Many Sri Lankans live just above and very close to the National Poverty Line (NPL). For instance, more than 400,000 persons fall within 10 per cent above the NPL and around one million persons live within 20 per cent above the NPL. As such, it is important to have a broad look at poverty, when developing strategies to alleviate poverty. In this blog, Wimal Nanayakkara, explains the methodology used in determining NPL and the Global Poverty Lines (GPLs), when estimating poverty in Sri Lanka and attempts to clear some misconceptions on these poverty lines, while stressing the importance of estimating poverty using different measures and dimensions.

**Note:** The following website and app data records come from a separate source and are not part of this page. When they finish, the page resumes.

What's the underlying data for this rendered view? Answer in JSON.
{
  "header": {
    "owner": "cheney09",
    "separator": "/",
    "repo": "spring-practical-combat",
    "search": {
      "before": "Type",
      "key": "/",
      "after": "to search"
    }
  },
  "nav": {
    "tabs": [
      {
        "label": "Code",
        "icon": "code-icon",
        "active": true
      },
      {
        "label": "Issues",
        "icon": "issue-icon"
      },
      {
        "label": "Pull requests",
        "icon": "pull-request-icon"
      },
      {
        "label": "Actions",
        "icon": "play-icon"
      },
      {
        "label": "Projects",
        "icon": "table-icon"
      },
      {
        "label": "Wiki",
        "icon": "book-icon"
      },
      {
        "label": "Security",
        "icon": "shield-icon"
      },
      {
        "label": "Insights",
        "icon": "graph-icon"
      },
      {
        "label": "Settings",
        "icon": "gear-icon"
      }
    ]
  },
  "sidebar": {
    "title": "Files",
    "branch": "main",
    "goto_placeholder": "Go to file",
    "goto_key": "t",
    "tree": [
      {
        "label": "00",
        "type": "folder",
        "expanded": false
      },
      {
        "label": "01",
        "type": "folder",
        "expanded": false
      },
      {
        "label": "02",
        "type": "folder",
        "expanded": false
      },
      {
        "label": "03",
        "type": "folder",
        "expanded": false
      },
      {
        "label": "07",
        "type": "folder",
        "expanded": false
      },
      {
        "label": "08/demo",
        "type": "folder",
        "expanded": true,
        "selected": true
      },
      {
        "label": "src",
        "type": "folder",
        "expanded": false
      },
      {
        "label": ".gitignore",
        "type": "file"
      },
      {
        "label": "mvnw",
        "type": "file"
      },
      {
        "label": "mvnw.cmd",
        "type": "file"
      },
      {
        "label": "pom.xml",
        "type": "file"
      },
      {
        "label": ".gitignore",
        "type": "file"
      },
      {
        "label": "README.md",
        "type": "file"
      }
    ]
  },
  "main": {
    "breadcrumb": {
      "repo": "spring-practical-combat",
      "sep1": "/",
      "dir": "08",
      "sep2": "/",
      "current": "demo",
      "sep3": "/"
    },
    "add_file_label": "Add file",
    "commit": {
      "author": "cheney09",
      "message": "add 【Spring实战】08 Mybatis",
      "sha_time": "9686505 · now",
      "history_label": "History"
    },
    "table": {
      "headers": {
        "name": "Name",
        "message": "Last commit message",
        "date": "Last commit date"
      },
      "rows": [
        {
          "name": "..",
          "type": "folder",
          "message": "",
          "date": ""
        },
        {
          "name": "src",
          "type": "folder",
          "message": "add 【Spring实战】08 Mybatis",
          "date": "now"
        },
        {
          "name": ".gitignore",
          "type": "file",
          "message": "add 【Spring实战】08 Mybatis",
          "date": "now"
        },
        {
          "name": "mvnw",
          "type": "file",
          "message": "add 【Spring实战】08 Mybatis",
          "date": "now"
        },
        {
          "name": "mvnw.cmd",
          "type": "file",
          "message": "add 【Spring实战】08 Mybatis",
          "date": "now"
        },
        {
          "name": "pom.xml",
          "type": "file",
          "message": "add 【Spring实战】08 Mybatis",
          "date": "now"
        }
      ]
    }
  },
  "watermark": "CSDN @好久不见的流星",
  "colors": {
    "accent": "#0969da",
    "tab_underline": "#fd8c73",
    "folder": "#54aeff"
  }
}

Although Sri Lanka has managed to reduce income poverty, income inequality has remained unchanged for more than four decades. The richest 20 per cent enjoy more than half the total household income of the country, while the poorest 20 per cent get only 5 per cent. Furthermore, income gaps between different regions is even wider than the income inequality at the national level. In this blog, the author highlights that the imbalances in opportunities and wide gaps in income levels, as well as in living conditions, among regions and between the rich and the poor, should be addressed immediately.
Sri Lanka’s post-conflict development trajectory has been a story of mixed results. In the aftermath of the conflict, Sri Lanka adopted many strategies to improve livelihood opportunities and reduce poverty and inequality, hoping to ensure harmony through better connectivity. However, there are significant regional disparities, especially in the case of previously conflict-affected districts. Kilinochchi, Mullaitivu, Batticaloa, and Trincomalee record the highest poverty rates in the country. So, what is the way forward for Sri Lanka?
Income poverty (IP) has been decreasing steadily in Sri Lanka during the last three decades. However, there is much more to be done in terms of “ending poverty in all its forms everywhere,” as envisaged in the first Sustainable Development Goal (SDG). In this regard, it is essential to pay attention to the existing regional variations, disparities between socio-economic groups, the multidimensional nature of poverty, and related issues, when developing poverty alleviation strategies.
In Sri Lanka, the tourism sector boasts of a vast potential to reach economic growth targets. It can also help achieve all 17 Sustainable Development Goals (SDGs). As such, this blog discusses some of the ways in which tourism could make useful contributions towards reducing poverty and inequality, conserving the environment, improving water and sanitation, and promoting public-private partnerships.